Remains of massive walls on the Hill of Jonah (Sa'ar Ganor / the Israel Antiquities Authority)

In various traditions, the Hill of Jonah (Giv’at Yonah) is associated with the burial place of the prophet Jonah.

According to the Israel Antiquities Authority, the team discovered remains of massive walls more than 1 m wide dating back to the late eighth century and early seventh century BCE.

Dr. Dmitri Egorov of the Israel Antiquities Authority suggests that these walls constituted the base of a large building from the First Temple period, the time when Jonah the prophet was active. He lived in the eighth century BCE and was famous for having been swallowed by a fish after he refused to “go to Nineveh…and proclaim against it” (Jonah1:2).

The discovery of this fortress confirms the existence of life on the Hill of Jonah during the First Temple period, in the times of this prophet, and joins other finds from an excavation that took place very close to this site in the 1960s. In an excavation directed by Magen Broshi of the Department of Antiquities, which was carried out before the construction of the Ashdod lighthouse, similar wall remains were found that date to the First Temple period and Persian period.

In addition, the archaeologists discovered an Aramaic ostracon bearing inscription “בעלצד תקלן דשנא” (a contemporary translation: Ba’altzad/Ba’altzar – a first name, Taklan – shekels, and Dashna – a present), apparently meaning that an individual named Ba’altzad contributed a sum of money that was given as a present for a holy place.

“Giv’at Yonah, which rises c. 50 m above sea level, is the highest hill in Ashdod, whence one can look out to sea, to Tel Mor – located in the Nahal Lachish estuary which was probably an ancient anchorage, and to Tel Ashdod,” said Sa’ar Ganor, the Ashkelon District Archaeologist of the Israel Antiquities Authority. “Due to its strategic location, it is not surprising to find there remains of a fortress that overlooked the region in the First Temple period.”

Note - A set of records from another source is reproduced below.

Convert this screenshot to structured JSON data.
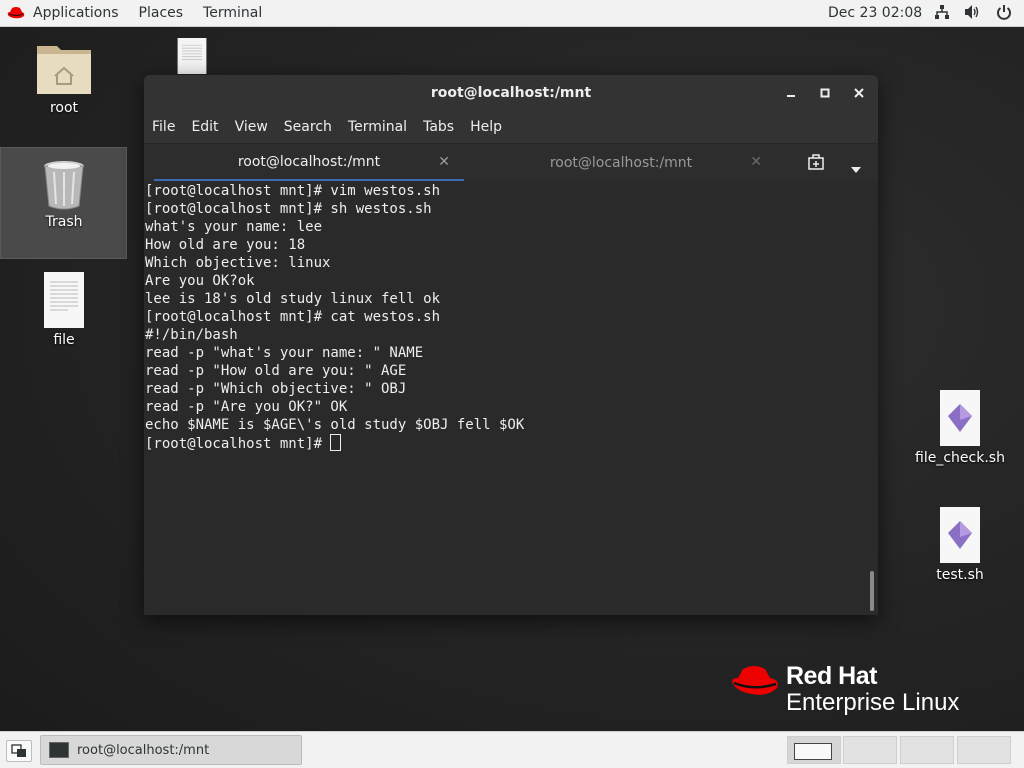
{
  "topbar": {
    "menus": [
      "Applications",
      "Places",
      "Terminal"
    ],
    "clock": "Dec 23  02:08"
  },
  "desktop": {
    "icons": [
      {
        "label": "root"
      },
      {
        "label": "Trash"
      },
      {
        "label": "file"
      },
      {
        "label": "file_check.sh"
      },
      {
        "label": "test.sh"
      }
    ]
  },
  "terminal": {
    "title": "root@localhost:/mnt",
    "menu": [
      "File",
      "Edit",
      "View",
      "Search",
      "Terminal",
      "Tabs",
      "Help"
    ],
    "tabs": [
      {
        "label": "root@localhost:/mnt",
        "active": true
      },
      {
        "label": "root@localhost:/mnt",
        "active": false
      }
    ],
    "lines": [
      "[root@localhost mnt]# vim westos.sh",
      "[root@localhost mnt]# sh westos.sh",
      "what's your name: lee",
      "How old are you: 18",
      "Which objective: linux",
      "Are you OK?ok",
      "lee is 18's old study linux fell ok",
      "[root@localhost mnt]# cat westos.sh",
      "#!/bin/bash",
      "read -p \"what's your name: \" NAME",
      "read -p \"How old are you: \" AGE",
      "read -p \"Which objective: \" OBJ",
      "read -p \"Are you OK?\" OK",
      "echo $NAME is $AGE\\'s old study $OBJ fell $OK"
    ],
    "prompt": "[root@localhost mnt]# "
  },
  "brand": {
    "line1": "Red Hat",
    "line2": "Enterprise Linux"
  },
  "taskbar": {
    "window_label": "root@localhost:/mnt"
  },
  "colors": {
    "accent": "#3c6cb0",
    "redhat_red": "#ee0000"
  }
}
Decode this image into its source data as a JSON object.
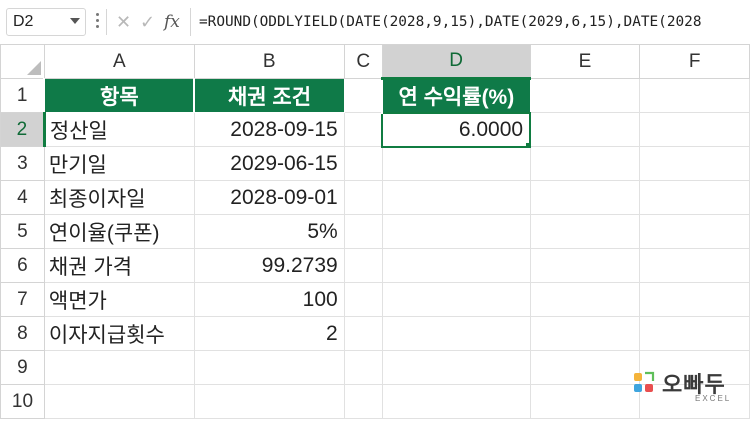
{
  "formula_bar": {
    "name_box": "D2",
    "fx_label": "fx",
    "cancel_icon": "✕",
    "enter_icon": "✓",
    "formula": "=ROUND(ODDLYIELD(DATE(2028,9,15),DATE(2029,6,15),DATE(2028"
  },
  "columns": [
    "A",
    "B",
    "C",
    "D",
    "E",
    "F"
  ],
  "rows": [
    "1",
    "2",
    "3",
    "4",
    "5",
    "6",
    "7",
    "8",
    "9",
    "10"
  ],
  "cells": {
    "A1": "항목",
    "B1": "채권 조건",
    "D1": "연 수익률(%)",
    "A2": "정산일",
    "B2": "2028-09-15",
    "D2": "6.0000",
    "A3": "만기일",
    "B3": "2029-06-15",
    "A4": "최종이자일",
    "B4": "2028-09-01",
    "A5": "연이율(쿠폰)",
    "B5": "5%",
    "A6": "채권 가격",
    "B6": "99.2739",
    "A7": "액면가",
    "B7": "100",
    "A8": "이자지급횟수",
    "B8": "2"
  },
  "selection": {
    "active_cell": "D2",
    "active_column": "D",
    "active_row": "2"
  },
  "logo": {
    "text": "오빠두",
    "sub": "EXCEL"
  },
  "colors": {
    "header_fill": "#0f7a48",
    "selection": "#107c41"
  }
}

“There are two possibilities regarding who inhabited the fortress at that time: one possibility is that it was controlled by the Assyrians who were the regional rulers in the Iron Age. Another possibility is that Josiah, king of Judah, occupied the fort at the time, who we know conquered territory from the Assyrians and controlled Ashdod-Yam in the seventh century BCE,” he concluded.